  • Starchy Foods 
    Potatoes or pasta are very starchy, and this can cause serious issues for your machine. The thick starch can cause garbage disposal water to come back up, and you're better off putting it in a food compost bin. 
  • Fibrous Foods 
    Onions, celery, and asparagus are very fibrous, and as the food breaks down in the disposal, it can lead to blockages. Avoid putting them down the sink if at all possible. 
  • Oils And Fats 
    It can be tempting to drain oil down your sink, but if it gets into your disposal, it can really mess up the machinery. Over time, layers of fat and grease will build up and cause a nasty blockage in your pipes.  

Clean Your Pipes 

It would be best if you kept your garbage disposal and the connecting pipes clean. The easiest way to do this is to disconnect your garbage disposal and clean it in the sink. Look for any visible dirt or debris which could lead to blockages, and if necessary, let it soak overnight.

Once a week, you should pour a pot of boiling water through your pipes to get rid of any built-up grease or dirt that might cause future issues. 

egg shells


How do you unclog a sink with a garbage disposal with standing water?

If your sink has standing water in it, then it's completely clogged. You'll need to disassemble the P-trap underneath the sink by removing the nut with some pliers and then lifting it away. This will allow the water to flow out of the sink, but make sure you have a bucket or bowl to catch the liquid.  

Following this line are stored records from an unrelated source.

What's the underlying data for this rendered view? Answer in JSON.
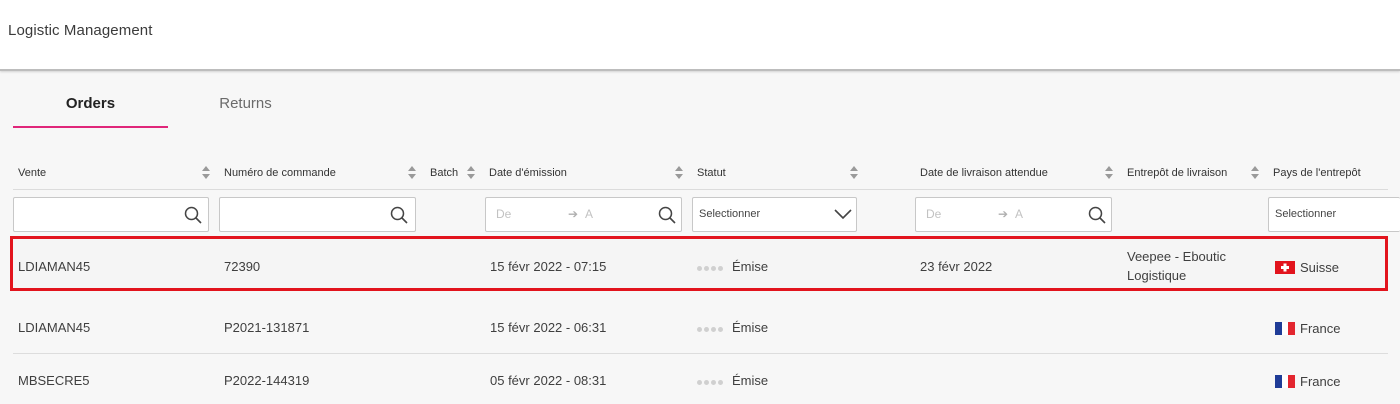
{
  "app": {
    "title": "Logistic Management"
  },
  "tabs": [
    {
      "label": "Orders",
      "active": true
    },
    {
      "label": "Returns",
      "active": false
    }
  ],
  "columns": {
    "vente": "Vente",
    "numero": "Numéro de commande",
    "batch": "Batch",
    "date_emission": "Date d'émission",
    "statut": "Statut",
    "date_livraison": "Date de livraison attendue",
    "entrepot": "Entrepôt de livraison",
    "pays": "Pays de l'entrepôt"
  },
  "filters": {
    "date_from": "De",
    "date_arrow": "➔",
    "date_to": "A",
    "select_placeholder": "Selectionner"
  },
  "rows": [
    {
      "vente": "LDIAMAN45",
      "numero": "72390",
      "date_emission": "15 févr 2022 - 07:15",
      "statut": "Émise",
      "date_livraison": "23 févr 2022",
      "entrepot_line1": "Veepee - Eboutic",
      "entrepot_line2": "Logistique",
      "pays": "Suisse",
      "flag": "switzerland-flag-icon",
      "highlighted": true
    },
    {
      "vente": "LDIAMAN45",
      "numero": "P2021-131871",
      "date_emission": "15 févr 2022 - 06:31",
      "statut": "Émise",
      "date_livraison": "",
      "entrepot_line1": "",
      "entrepot_line2": "",
      "pays": "France",
      "flag": "france-flag-icon",
      "highlighted": false
    },
    {
      "vente": "MBSECRE5",
      "numero": "P2022-144319",
      "date_emission": "05 févr 2022 - 08:31",
      "statut": "Émise",
      "date_livraison": "",
      "entrepot_line1": "",
      "entrepot_line2": "",
      "pays": "France",
      "flag": "france-flag-icon",
      "highlighted": false
    }
  ],
  "colors": {
    "accent": "#e0267a",
    "highlight_border": "#e2141d",
    "ch_red": "#e2141d",
    "fr_blue": "#1f3c97",
    "fr_red": "#e3262f"
  }
}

When should I empty my garbage disposal? 

You should empty your garbage disposal whenever you realize there's a big chunk of food or debris which might block the machine.  

Are you supposed to clean a garbage disposal regularly? 

Yes, to properly maintain and clean your garbage disposal, you should look to clean it every week. 


garbage disposal is a vital piece of equipment in a modern kitchen, but you need to maintain it properly to avoid blockages which can lead to water spitting back up into your kitchen.

Hopefully this guide has helped you understand why this happens and given you helpful information on dealing with the problem quickly and effectively.  

Holly Curell is the editor extraordinaire for Plumbing Lab. Having grown up in Michigan, Holly has spent time living in New York, Virginia, & currently North Carolina, where she lives with her husband & family. Holly loves DIY & has years of experience with at-home plumbing problems that arise from having 3 kids & living in colder climates. When she's not writing about her plumbing knowledge, Holly enjoys reading, hiking & relaxing with family.